Component data from apps and pages:
******
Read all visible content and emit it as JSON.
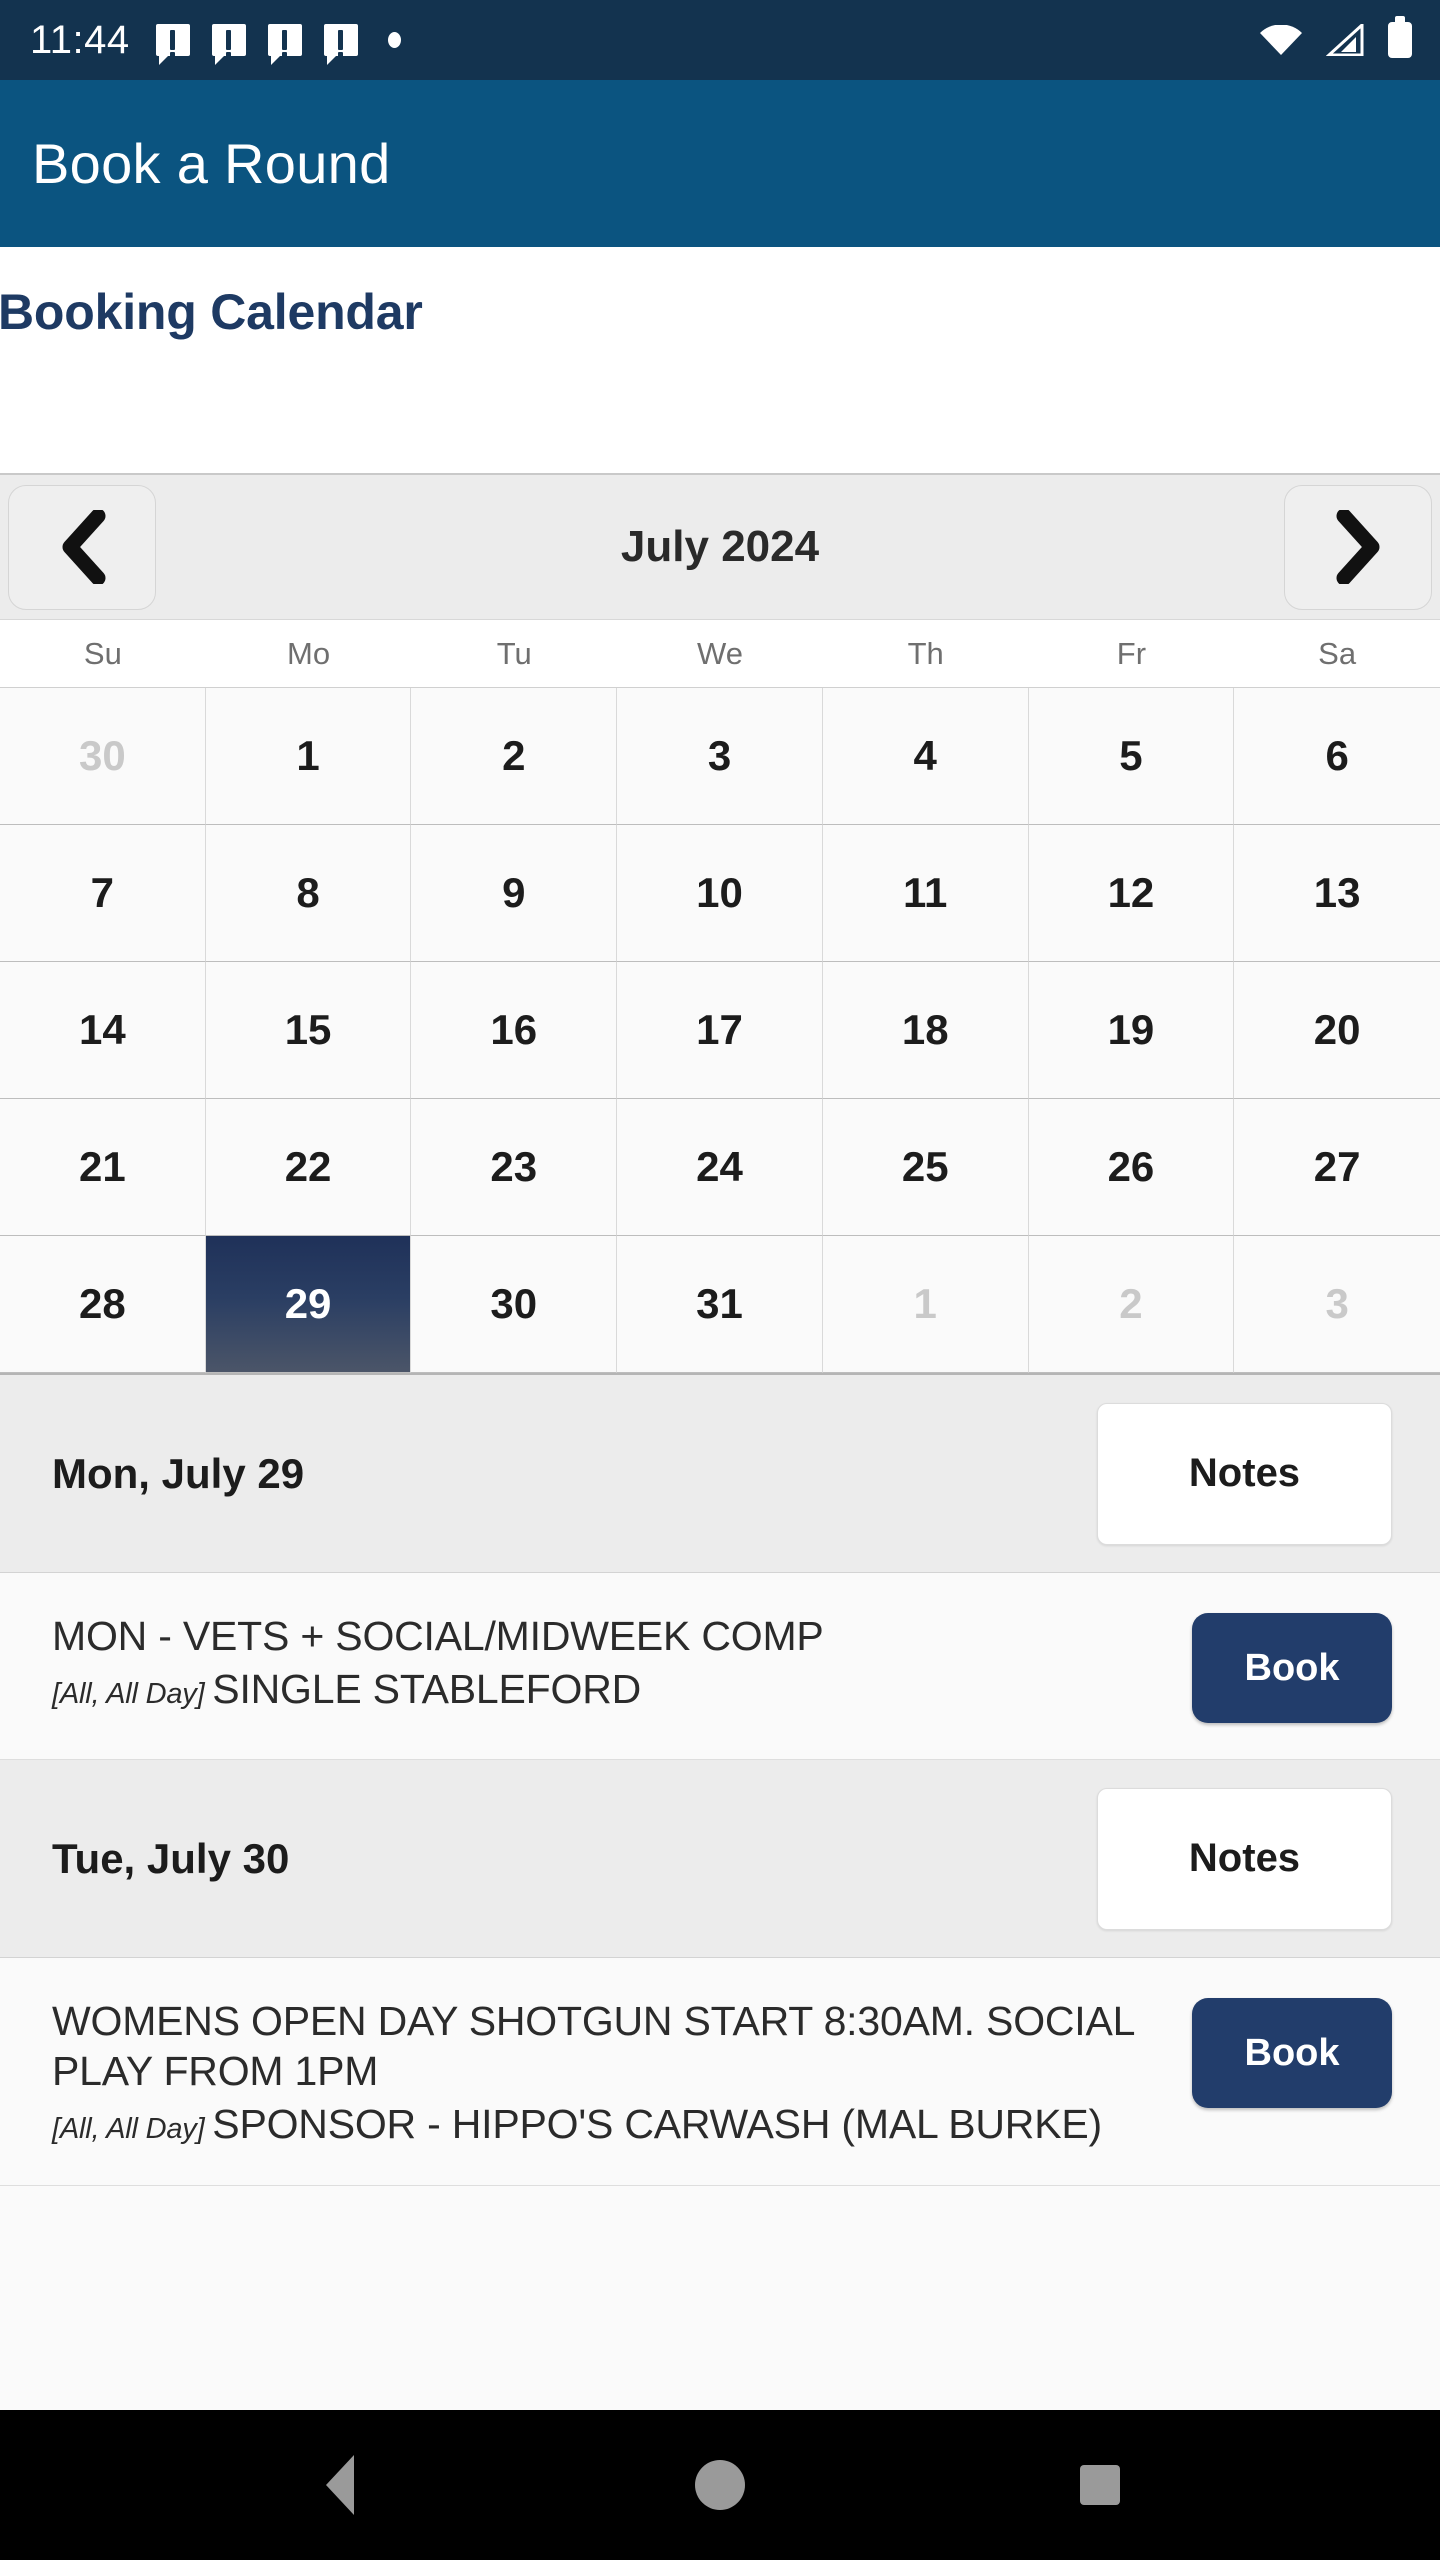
{
  "status_bar": {
    "time": "11:44",
    "notification_count": 4,
    "notification_icon": "chat-alert-icon",
    "extra_dot_icon": "dot-icon",
    "wifi_icon": "wifi-icon",
    "signal_icon": "cell-signal-icon",
    "battery_icon": "battery-full-icon",
    "background_color": "#13334f"
  },
  "app_bar": {
    "title": "Book a Round",
    "background_color": "#0b5480"
  },
  "page": {
    "title": "Booking Calendar",
    "title_color": "#1e3a63"
  },
  "calendar": {
    "prev_icon": "chevron-left-icon",
    "next_icon": "chevron-right-icon",
    "month_label": "July 2024",
    "weekdays": [
      "Su",
      "Mo",
      "Tu",
      "We",
      "Th",
      "Fr",
      "Sa"
    ],
    "selected_day": "29",
    "selected_color": "#1f3159",
    "weeks": [
      [
        {
          "day": "30",
          "muted": true
        },
        {
          "day": "1",
          "muted": false
        },
        {
          "day": "2",
          "muted": false
        },
        {
          "day": "3",
          "muted": false
        },
        {
          "day": "4",
          "muted": false
        },
        {
          "day": "5",
          "muted": false
        },
        {
          "day": "6",
          "muted": false
        }
      ],
      [
        {
          "day": "7",
          "muted": false
        },
        {
          "day": "8",
          "muted": false
        },
        {
          "day": "9",
          "muted": false
        },
        {
          "day": "10",
          "muted": false
        },
        {
          "day": "11",
          "muted": false
        },
        {
          "day": "12",
          "muted": false
        },
        {
          "day": "13",
          "muted": false
        }
      ],
      [
        {
          "day": "14",
          "muted": false
        },
        {
          "day": "15",
          "muted": false
        },
        {
          "day": "16",
          "muted": false
        },
        {
          "day": "17",
          "muted": false
        },
        {
          "day": "18",
          "muted": false
        },
        {
          "day": "19",
          "muted": false
        },
        {
          "day": "20",
          "muted": false
        }
      ],
      [
        {
          "day": "21",
          "muted": false
        },
        {
          "day": "22",
          "muted": false
        },
        {
          "day": "23",
          "muted": false
        },
        {
          "day": "24",
          "muted": false
        },
        {
          "day": "25",
          "muted": false
        },
        {
          "day": "26",
          "muted": false
        },
        {
          "day": "27",
          "muted": false
        }
      ],
      [
        {
          "day": "28",
          "muted": false
        },
        {
          "day": "29",
          "muted": false,
          "selected": true
        },
        {
          "day": "30",
          "muted": false
        },
        {
          "day": "31",
          "muted": false
        },
        {
          "day": "1",
          "muted": true
        },
        {
          "day": "2",
          "muted": true
        },
        {
          "day": "3",
          "muted": true
        }
      ]
    ]
  },
  "day_sections": [
    {
      "date_label": "Mon, July 29",
      "notes_label": "Notes",
      "events": [
        {
          "title": "MON - VETS + SOCIAL/MIDWEEK COMP",
          "time_tag": "[All, All Day]",
          "subtitle": "SINGLE STABLEFORD",
          "book_label": "Book"
        }
      ]
    },
    {
      "date_label": "Tue, July 30",
      "notes_label": "Notes",
      "events": [
        {
          "title": "WOMENS OPEN DAY SHOTGUN START 8:30AM. SOCIAL PLAY FROM 1PM",
          "time_tag": "[All, All Day]",
          "subtitle": "SPONSOR - HIPPO'S CARWASH (MAL BURKE)",
          "book_label": "Book"
        }
      ]
    }
  ],
  "nav_bar": {
    "back_icon": "triangle-back-icon",
    "home_icon": "circle-home-icon",
    "recents_icon": "square-recents-icon",
    "background_color": "#000000"
  }
}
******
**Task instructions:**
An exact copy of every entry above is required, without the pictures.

**Task solution:**
Read all visible content and emit it as JSON.
{
  "status_bar": {
    "time": "11:44",
    "notification_count": 4,
    "notification_icon": "chat-alert-icon",
    "extra_dot_icon": "dot-icon",
    "wifi_icon": "wifi-icon",
    "signal_icon": "cell-signal-icon",
    "battery_icon": "battery-full-icon",
    "background_color": "#13334f"
  },
  "app_bar": {
    "title": "Book a Round",
    "background_color": "#0b5480"
  },
  "page": {
    "title": "Booking Calendar",
    "title_color": "#1e3a63"
  },
  "calendar": {
    "prev_icon": "chevron-left-icon",
    "next_icon": "chevron-right-icon",
    "month_label": "July 2024",
    "weekdays": [
      "Su",
      "Mo",
      "Tu",
      "We",
      "Th",
      "Fr",
      "Sa"
    ],
    "selected_day": "29",
    "selected_color": "#1f3159",
    "weeks": [
      [
        {
          "day": "30",
          "muted": true
        },
        {
          "day": "1",
          "muted": false
        },
        {
          "day": "2",
          "muted": false
        },
        {
          "day": "3",
          "muted": false
        },
        {
          "day": "4",
          "muted": false
        },
        {
          "day": "5",
          "muted": false
        },
        {
          "day": "6",
          "muted": false
        }
      ],
      [
        {
          "day": "7",
          "muted": false
        },
        {
          "day": "8",
          "muted": false
        },
        {
          "day": "9",
          "muted": false
        },
        {
          "day": "10",
          "muted": false
        },
        {
          "day": "11",
          "muted": false
        },
        {
          "day": "12",
          "muted": false
        },
        {
          "day": "13",
          "muted": false
        }
      ],
      [
        {
          "day": "14",
          "muted": false
        },
        {
          "day": "15",
          "muted": false
        },
        {
          "day": "16",
          "muted": false
        },
        {
          "day": "17",
          "muted": false
        },
        {
          "day": "18",
          "muted": false
        },
        {
          "day": "19",
          "muted": false
        },
        {
          "day": "20",
          "muted": false
        }
      ],
      [
        {
          "day": "21",
          "muted": false
        },
        {
          "day": "22",
          "muted": false
        },
        {
          "day": "23",
          "muted": false
        },
        {
          "day": "24",
          "muted": false
        },
        {
          "day": "25",
          "muted": false
        },
        {
          "day": "26",
          "muted": false
        },
        {
          "day": "27",
          "muted": false
        }
      ],
      [
        {
          "day": "28",
          "muted": false
        },
        {
          "day": "29",
          "muted": false,
          "selected": true
        },
        {
          "day": "30",
          "muted": false
        },
        {
          "day": "31",
          "muted": false
        },
        {
          "day": "1",
          "muted": true
        },
        {
          "day": "2",
          "muted": true
        },
        {
          "day": "3",
          "muted": true
        }
      ]
    ]
  },
  "day_sections": [
    {
      "date_label": "Mon, July 29",
      "notes_label": "Notes",
      "events": [
        {
          "title": "MON - VETS + SOCIAL/MIDWEEK COMP",
          "time_tag": "[All, All Day]",
          "subtitle": "SINGLE STABLEFORD",
          "book_label": "Book"
        }
      ]
    },
    {
      "date_label": "Tue, July 30",
      "notes_label": "Notes",
      "events": [
        {
          "title": "WOMENS OPEN DAY SHOTGUN START 8:30AM. SOCIAL PLAY FROM 1PM",
          "time_tag": "[All, All Day]",
          "subtitle": "SPONSOR - HIPPO'S CARWASH (MAL BURKE)",
          "book_label": "Book"
        }
      ]
    }
  ],
  "nav_bar": {
    "back_icon": "triangle-back-icon",
    "home_icon": "circle-home-icon",
    "recents_icon": "square-recents-icon",
    "background_color": "#000000"
  }
}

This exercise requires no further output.